What the task asks → Output every record exactly, apart from its images.

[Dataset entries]
——

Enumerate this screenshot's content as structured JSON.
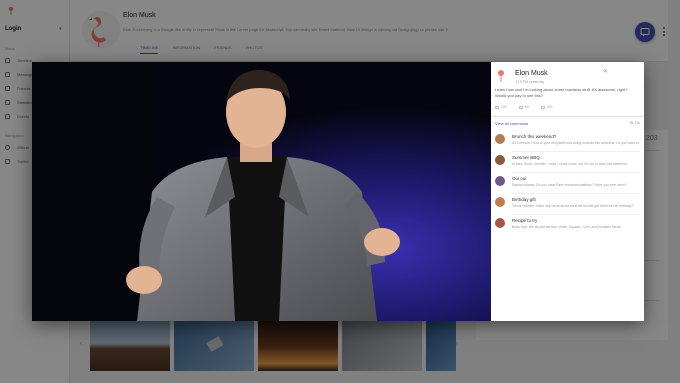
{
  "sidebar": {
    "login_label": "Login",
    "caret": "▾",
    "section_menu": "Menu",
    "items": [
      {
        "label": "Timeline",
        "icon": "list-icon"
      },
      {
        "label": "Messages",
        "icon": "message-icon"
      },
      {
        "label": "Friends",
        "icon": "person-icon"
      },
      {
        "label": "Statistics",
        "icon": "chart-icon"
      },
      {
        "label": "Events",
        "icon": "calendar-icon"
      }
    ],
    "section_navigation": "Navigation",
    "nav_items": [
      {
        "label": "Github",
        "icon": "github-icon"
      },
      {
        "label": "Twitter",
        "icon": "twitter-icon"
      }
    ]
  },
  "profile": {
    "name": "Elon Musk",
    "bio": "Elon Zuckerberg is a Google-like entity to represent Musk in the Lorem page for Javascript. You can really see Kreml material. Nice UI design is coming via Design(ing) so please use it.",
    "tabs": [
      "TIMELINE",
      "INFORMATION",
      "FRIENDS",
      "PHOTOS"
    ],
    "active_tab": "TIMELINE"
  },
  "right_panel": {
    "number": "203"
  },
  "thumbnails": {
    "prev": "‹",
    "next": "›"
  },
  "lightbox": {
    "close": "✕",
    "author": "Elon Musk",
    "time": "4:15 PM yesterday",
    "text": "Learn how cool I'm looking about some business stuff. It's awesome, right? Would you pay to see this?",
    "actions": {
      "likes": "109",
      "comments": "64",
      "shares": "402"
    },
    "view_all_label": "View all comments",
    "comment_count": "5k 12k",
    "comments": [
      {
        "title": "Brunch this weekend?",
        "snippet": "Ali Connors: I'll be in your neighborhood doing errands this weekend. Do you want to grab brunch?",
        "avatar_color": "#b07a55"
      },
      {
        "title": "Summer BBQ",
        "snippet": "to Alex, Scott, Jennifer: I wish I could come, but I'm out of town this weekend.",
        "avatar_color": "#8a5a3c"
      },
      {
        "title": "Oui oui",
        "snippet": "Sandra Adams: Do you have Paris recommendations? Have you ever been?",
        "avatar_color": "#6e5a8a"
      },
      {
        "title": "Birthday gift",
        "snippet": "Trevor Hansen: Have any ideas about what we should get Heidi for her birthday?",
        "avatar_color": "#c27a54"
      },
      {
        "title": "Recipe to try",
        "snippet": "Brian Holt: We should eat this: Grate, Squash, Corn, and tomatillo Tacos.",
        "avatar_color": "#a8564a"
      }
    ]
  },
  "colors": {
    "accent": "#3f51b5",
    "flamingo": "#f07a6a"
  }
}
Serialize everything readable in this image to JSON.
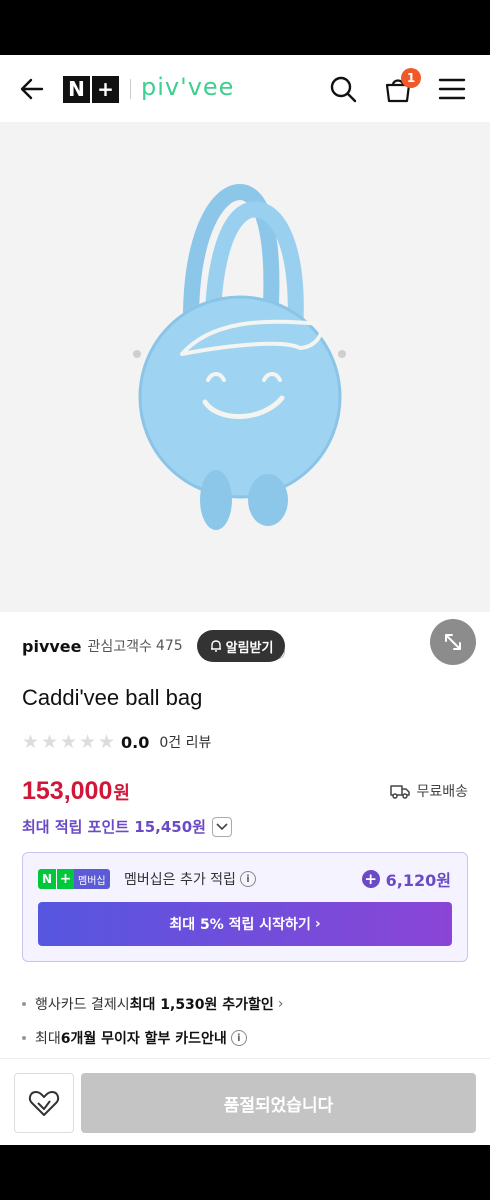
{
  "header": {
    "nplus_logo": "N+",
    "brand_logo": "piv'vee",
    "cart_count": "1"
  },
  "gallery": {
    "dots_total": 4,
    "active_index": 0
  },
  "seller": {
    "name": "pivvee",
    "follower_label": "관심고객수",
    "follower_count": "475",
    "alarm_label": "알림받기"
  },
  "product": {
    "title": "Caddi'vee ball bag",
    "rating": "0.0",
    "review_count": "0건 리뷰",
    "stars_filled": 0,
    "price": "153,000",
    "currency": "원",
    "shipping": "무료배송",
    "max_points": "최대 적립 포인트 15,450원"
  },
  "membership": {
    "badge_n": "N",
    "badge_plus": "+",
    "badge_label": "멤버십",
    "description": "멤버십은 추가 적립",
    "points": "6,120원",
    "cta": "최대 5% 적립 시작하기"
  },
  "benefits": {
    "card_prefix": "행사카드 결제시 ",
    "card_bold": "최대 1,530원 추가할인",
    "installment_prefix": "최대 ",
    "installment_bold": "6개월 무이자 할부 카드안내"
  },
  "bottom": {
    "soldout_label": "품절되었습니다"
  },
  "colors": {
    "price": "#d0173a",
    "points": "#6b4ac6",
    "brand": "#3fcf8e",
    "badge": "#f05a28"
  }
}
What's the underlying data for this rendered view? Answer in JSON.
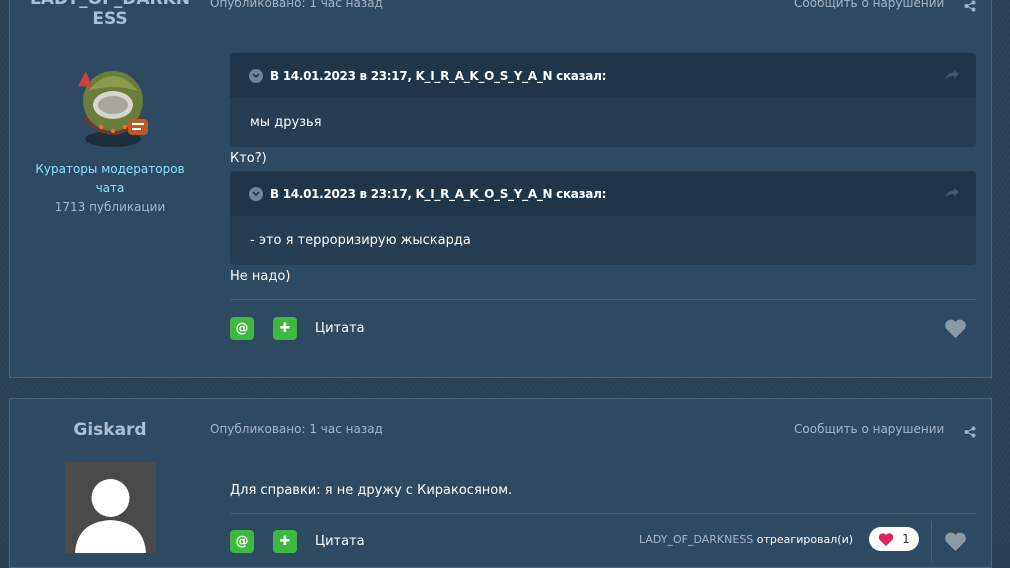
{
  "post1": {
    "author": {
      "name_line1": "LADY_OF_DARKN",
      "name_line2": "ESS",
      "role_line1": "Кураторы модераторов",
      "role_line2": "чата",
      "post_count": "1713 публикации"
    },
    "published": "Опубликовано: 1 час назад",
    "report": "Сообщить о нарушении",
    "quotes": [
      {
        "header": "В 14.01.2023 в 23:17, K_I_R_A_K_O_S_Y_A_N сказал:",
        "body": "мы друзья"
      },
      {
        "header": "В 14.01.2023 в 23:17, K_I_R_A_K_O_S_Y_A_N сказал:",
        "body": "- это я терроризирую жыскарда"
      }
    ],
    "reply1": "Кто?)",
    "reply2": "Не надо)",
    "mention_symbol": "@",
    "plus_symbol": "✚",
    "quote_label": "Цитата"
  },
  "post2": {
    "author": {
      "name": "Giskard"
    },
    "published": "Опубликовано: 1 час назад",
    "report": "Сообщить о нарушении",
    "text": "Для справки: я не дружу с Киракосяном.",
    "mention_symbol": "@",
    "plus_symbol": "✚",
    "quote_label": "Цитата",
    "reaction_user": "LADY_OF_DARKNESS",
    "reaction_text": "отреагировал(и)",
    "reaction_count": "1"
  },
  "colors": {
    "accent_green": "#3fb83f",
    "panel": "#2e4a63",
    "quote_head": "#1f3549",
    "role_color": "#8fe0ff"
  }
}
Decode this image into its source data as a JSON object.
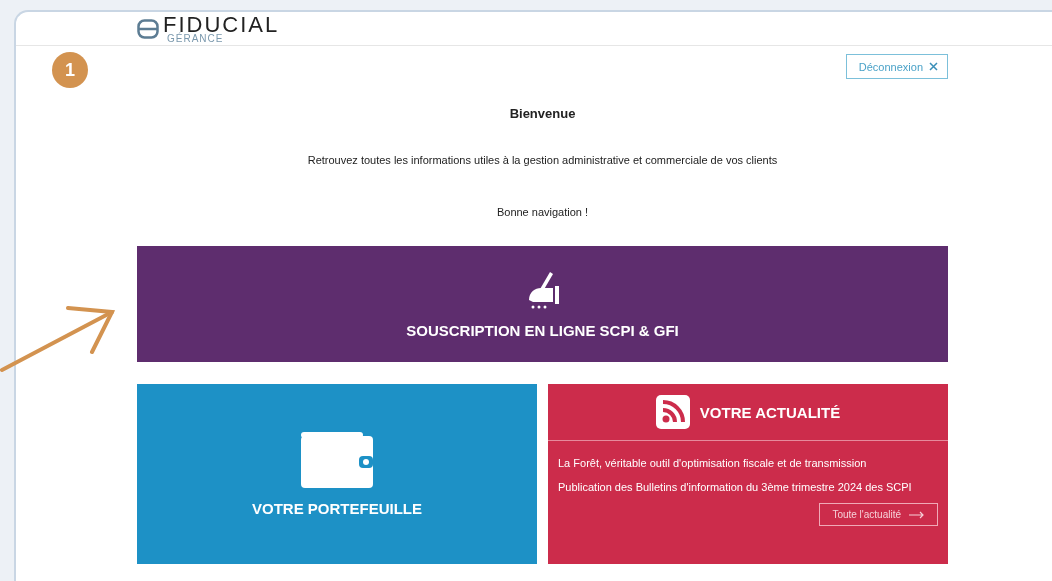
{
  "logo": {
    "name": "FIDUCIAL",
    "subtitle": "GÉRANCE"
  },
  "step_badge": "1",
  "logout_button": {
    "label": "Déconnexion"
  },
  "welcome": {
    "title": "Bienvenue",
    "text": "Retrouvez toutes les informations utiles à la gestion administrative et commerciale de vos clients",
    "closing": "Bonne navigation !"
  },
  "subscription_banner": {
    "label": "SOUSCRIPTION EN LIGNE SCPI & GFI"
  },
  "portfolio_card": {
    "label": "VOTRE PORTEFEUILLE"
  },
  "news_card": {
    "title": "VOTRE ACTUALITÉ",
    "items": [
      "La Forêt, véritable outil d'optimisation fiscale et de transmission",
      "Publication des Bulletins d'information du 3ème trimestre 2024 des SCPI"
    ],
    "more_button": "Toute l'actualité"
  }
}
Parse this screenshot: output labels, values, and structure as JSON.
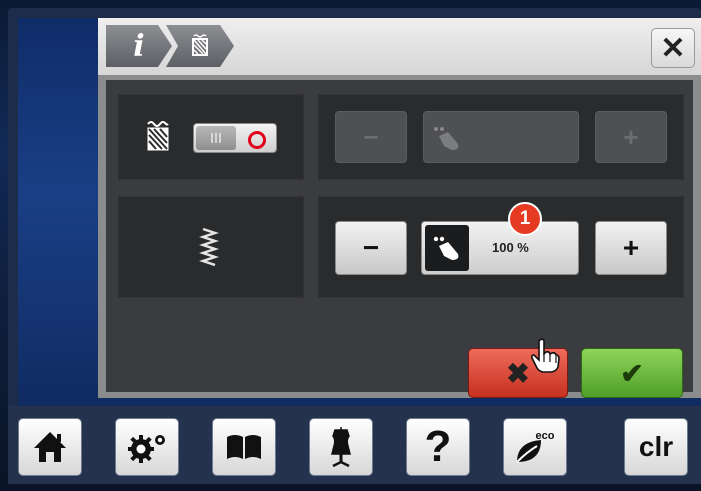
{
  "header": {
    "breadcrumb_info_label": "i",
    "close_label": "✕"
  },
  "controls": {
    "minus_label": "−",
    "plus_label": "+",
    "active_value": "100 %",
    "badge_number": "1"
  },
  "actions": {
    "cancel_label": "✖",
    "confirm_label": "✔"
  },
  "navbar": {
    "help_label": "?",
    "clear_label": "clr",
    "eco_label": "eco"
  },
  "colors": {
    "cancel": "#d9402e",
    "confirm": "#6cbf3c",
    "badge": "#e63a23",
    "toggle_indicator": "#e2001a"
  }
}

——

Answer box →
Enumerate this screenshot's content as structured JSON.
{
  "sidebar": {
    "login_label": "Login",
    "caret": "▾",
    "section_menu": "Menu",
    "items": [
      {
        "label": "Timeline",
        "icon": "list-icon"
      },
      {
        "label": "Messages",
        "icon": "message-icon"
      },
      {
        "label": "Friends",
        "icon": "person-icon"
      },
      {
        "label": "Statistics",
        "icon": "chart-icon"
      },
      {
        "label": "Events",
        "icon": "calendar-icon"
      }
    ],
    "section_navigation": "Navigation",
    "nav_items": [
      {
        "label": "Github",
        "icon": "github-icon"
      },
      {
        "label": "Twitter",
        "icon": "twitter-icon"
      }
    ]
  },
  "profile": {
    "name": "Elon Musk",
    "bio": "Elon Zuckerberg is a Google-like entity to represent Musk in the Lorem page for Javascript. You can really see Kreml material. Nice UI design is coming via Design(ing) so please use it.",
    "tabs": [
      "TIMELINE",
      "INFORMATION",
      "FRIENDS",
      "PHOTOS"
    ],
    "active_tab": "TIMELINE"
  },
  "right_panel": {
    "number": "203"
  },
  "thumbnails": {
    "prev": "‹",
    "next": "›"
  },
  "lightbox": {
    "close": "✕",
    "author": "Elon Musk",
    "time": "4:15 PM yesterday",
    "text": "Learn how cool I'm looking about some business stuff. It's awesome, right? Would you pay to see this?",
    "actions": {
      "likes": "109",
      "comments": "64",
      "shares": "402"
    },
    "view_all_label": "View all comments",
    "comment_count": "5k 12k",
    "comments": [
      {
        "title": "Brunch this weekend?",
        "snippet": "Ali Connors: I'll be in your neighborhood doing errands this weekend. Do you want to grab brunch?",
        "avatar_color": "#b07a55"
      },
      {
        "title": "Summer BBQ",
        "snippet": "to Alex, Scott, Jennifer: I wish I could come, but I'm out of town this weekend.",
        "avatar_color": "#8a5a3c"
      },
      {
        "title": "Oui oui",
        "snippet": "Sandra Adams: Do you have Paris recommendations? Have you ever been?",
        "avatar_color": "#6e5a8a"
      },
      {
        "title": "Birthday gift",
        "snippet": "Trevor Hansen: Have any ideas about what we should get Heidi for her birthday?",
        "avatar_color": "#c27a54"
      },
      {
        "title": "Recipe to try",
        "snippet": "Brian Holt: We should eat this: Grate, Squash, Corn, and tomatillo Tacos.",
        "avatar_color": "#a8564a"
      }
    ]
  },
  "colors": {
    "accent": "#3f51b5",
    "flamingo": "#f07a6a"
  }
}
Serialize everything readable in this image to JSON.
{
  "header": {
    "nplus_logo": "N+",
    "brand_logo": "piv'vee",
    "cart_count": "1"
  },
  "gallery": {
    "dots_total": 4,
    "active_index": 0
  },
  "seller": {
    "name": "pivvee",
    "follower_label": "관심고객수",
    "follower_count": "475",
    "alarm_label": "알림받기"
  },
  "product": {
    "title": "Caddi'vee ball bag",
    "rating": "0.0",
    "review_count": "0건 리뷰",
    "stars_filled": 0,
    "price": "153,000",
    "currency": "원",
    "shipping": "무료배송",
    "max_points": "최대 적립 포인트 15,450원"
  },
  "membership": {
    "badge_n": "N",
    "badge_plus": "+",
    "badge_label": "멤버십",
    "description": "멤버십은 추가 적립",
    "points": "6,120원",
    "cta": "최대 5% 적립 시작하기"
  },
  "benefits": {
    "card_prefix": "행사카드 결제시 ",
    "card_bold": "최대 1,530원 추가할인",
    "installment_prefix": "최대 ",
    "installment_bold": "6개월 무이자 할부 카드안내"
  },
  "bottom": {
    "soldout_label": "품절되었습니다"
  },
  "colors": {
    "price": "#d0173a",
    "points": "#6b4ac6",
    "brand": "#3fcf8e",
    "badge": "#f05a28"
  }
}
What's the underlying data for this rendered view? Answer in JSON.
{
  "post1": {
    "author": {
      "name_line1": "LADY_OF_DARKN",
      "name_line2": "ESS",
      "role_line1": "Кураторы модераторов",
      "role_line2": "чата",
      "post_count": "1713 публикации"
    },
    "published": "Опубликовано: 1 час назад",
    "report": "Сообщить о нарушении",
    "quotes": [
      {
        "header": "В 14.01.2023 в 23:17, K_I_R_A_K_O_S_Y_A_N сказал:",
        "body": "мы друзья"
      },
      {
        "header": "В 14.01.2023 в 23:17, K_I_R_A_K_O_S_Y_A_N сказал:",
        "body": "- это я терроризирую жыскарда"
      }
    ],
    "reply1": "Кто?)",
    "reply2": "Не надо)",
    "mention_symbol": "@",
    "plus_symbol": "✚",
    "quote_label": "Цитата"
  },
  "post2": {
    "author": {
      "name": "Giskard"
    },
    "published": "Опубликовано: 1 час назад",
    "report": "Сообщить о нарушении",
    "text": "Для справки: я не дружу с Киракосяном.",
    "mention_symbol": "@",
    "plus_symbol": "✚",
    "quote_label": "Цитата",
    "reaction_user": "LADY_OF_DARKNESS",
    "reaction_text": "отреагировал(и)",
    "reaction_count": "1"
  },
  "colors": {
    "accent_green": "#3fb83f",
    "panel": "#2e4a63",
    "quote_head": "#1f3549",
    "role_color": "#8fe0ff"
  }
}
Decode this image into its source data as a JSON object.
{
  "logo": {
    "name": "FIDUCIAL",
    "subtitle": "GÉRANCE"
  },
  "step_badge": "1",
  "logout_button": {
    "label": "Déconnexion"
  },
  "welcome": {
    "title": "Bienvenue",
    "text": "Retrouvez toutes les informations utiles à la gestion administrative et commerciale de vos clients",
    "closing": "Bonne navigation !"
  },
  "subscription_banner": {
    "label": "SOUSCRIPTION EN LIGNE SCPI & GFI"
  },
  "portfolio_card": {
    "label": "VOTRE PORTEFEUILLE"
  },
  "news_card": {
    "title": "VOTRE ACTUALITÉ",
    "items": [
      "La Forêt, véritable outil d'optimisation fiscale et de transmission",
      "Publication des Bulletins d'information du 3ème trimestre 2024 des SCPI"
    ],
    "more_button": "Toute l'actualité"
  }
}
Parse this screenshot: output labels, values, and structure as JSON.
{
  "header": {
    "breadcrumb_info_label": "i",
    "close_label": "✕"
  },
  "controls": {
    "minus_label": "−",
    "plus_label": "+",
    "active_value": "100 %",
    "badge_number": "1"
  },
  "actions": {
    "cancel_label": "✖",
    "confirm_label": "✔"
  },
  "navbar": {
    "help_label": "?",
    "clear_label": "clr",
    "eco_label": "eco"
  },
  "colors": {
    "cancel": "#d9402e",
    "confirm": "#6cbf3c",
    "badge": "#e63a23",
    "toggle_indicator": "#e2001a"
  }
}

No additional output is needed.